Citation: Chandler I, Allsop W, Robinson D and Rossetto T (2021) Evolution of Pneumatic Tsunami Simulators–From Concept to Proven Experimental Technique. Front. Built Environ. 7:674659. doi: 10.3389/fbuil.2021.674659

Received: 29 March 2021; Accepted: 18 May 2021;
Published: 11 June 2021.

Edited by:

Spyros Hirdaris, Aalto University, Finland

Reviewed by:

Ahmet Cevdet Yalciner, Middle East Technical University, Turkey
Vanessa Katsardi, University of Thessaly, Greece

Copyright © 2021 Chandler, Allsop, Robinson and Rossetto. This is an open-access article distributed under the terms of the Creative Commons Attribution License (CC BY). The use, distribution or reproduction in other forums is permitted, provided the original author(s) and the copyright owner(s) are credited and that the original publication in this journal is cited, in accordance with accepted academic practice.
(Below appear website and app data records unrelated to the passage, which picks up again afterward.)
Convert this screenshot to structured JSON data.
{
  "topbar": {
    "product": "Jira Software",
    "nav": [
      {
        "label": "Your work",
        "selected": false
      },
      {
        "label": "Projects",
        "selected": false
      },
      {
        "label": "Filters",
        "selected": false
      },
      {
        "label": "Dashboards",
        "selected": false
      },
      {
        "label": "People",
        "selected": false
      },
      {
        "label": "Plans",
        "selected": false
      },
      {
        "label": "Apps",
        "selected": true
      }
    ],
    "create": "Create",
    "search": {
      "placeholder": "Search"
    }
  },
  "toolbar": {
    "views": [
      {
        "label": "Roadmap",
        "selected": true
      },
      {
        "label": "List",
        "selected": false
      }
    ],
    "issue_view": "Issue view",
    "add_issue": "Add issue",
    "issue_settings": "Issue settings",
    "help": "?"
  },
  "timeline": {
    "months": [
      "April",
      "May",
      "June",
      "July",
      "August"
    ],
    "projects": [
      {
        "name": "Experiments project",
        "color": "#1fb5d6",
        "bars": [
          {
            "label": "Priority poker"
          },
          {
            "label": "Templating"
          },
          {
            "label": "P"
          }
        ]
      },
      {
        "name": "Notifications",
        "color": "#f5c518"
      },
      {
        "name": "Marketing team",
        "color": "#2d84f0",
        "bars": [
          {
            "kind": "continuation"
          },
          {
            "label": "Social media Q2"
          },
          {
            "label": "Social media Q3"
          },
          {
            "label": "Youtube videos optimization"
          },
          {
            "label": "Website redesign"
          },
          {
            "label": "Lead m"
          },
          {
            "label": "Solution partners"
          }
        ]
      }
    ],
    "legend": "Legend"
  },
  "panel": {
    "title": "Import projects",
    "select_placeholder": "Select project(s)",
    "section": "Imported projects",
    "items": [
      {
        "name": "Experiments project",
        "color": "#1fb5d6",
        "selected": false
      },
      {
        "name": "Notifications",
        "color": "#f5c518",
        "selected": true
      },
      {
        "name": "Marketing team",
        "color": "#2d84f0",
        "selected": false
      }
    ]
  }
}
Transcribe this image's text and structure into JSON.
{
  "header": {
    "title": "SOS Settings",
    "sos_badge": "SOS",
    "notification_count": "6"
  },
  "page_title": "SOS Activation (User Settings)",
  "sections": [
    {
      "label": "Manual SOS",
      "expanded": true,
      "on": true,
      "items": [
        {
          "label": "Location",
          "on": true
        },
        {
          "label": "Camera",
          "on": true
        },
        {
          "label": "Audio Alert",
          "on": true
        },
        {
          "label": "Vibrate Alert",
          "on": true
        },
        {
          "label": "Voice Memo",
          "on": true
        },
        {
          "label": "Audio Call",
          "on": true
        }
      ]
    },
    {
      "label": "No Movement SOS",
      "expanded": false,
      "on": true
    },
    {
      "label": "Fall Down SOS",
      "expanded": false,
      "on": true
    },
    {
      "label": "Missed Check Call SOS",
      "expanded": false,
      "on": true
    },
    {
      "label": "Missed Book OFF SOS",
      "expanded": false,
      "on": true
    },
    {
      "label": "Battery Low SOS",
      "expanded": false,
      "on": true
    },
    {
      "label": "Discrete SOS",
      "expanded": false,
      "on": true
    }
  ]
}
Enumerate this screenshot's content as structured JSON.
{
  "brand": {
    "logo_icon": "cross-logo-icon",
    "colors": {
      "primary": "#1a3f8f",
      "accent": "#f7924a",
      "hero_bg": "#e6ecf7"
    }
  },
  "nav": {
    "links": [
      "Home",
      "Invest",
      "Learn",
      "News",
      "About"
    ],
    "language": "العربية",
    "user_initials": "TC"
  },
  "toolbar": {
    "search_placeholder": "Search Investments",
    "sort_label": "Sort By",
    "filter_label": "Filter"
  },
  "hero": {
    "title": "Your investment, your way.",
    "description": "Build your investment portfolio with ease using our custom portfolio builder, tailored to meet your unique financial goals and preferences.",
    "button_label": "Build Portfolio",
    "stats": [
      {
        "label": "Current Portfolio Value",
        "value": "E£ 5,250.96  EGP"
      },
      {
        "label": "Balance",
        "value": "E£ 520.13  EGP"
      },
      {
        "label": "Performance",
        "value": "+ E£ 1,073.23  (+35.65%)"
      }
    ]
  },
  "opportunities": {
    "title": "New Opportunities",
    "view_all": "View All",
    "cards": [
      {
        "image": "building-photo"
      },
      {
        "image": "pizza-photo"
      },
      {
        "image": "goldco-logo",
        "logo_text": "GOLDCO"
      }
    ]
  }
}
No use, distribution or reproduction is permitted which does not comply with these terms.

*Correspondence: Tiziana Rossetto,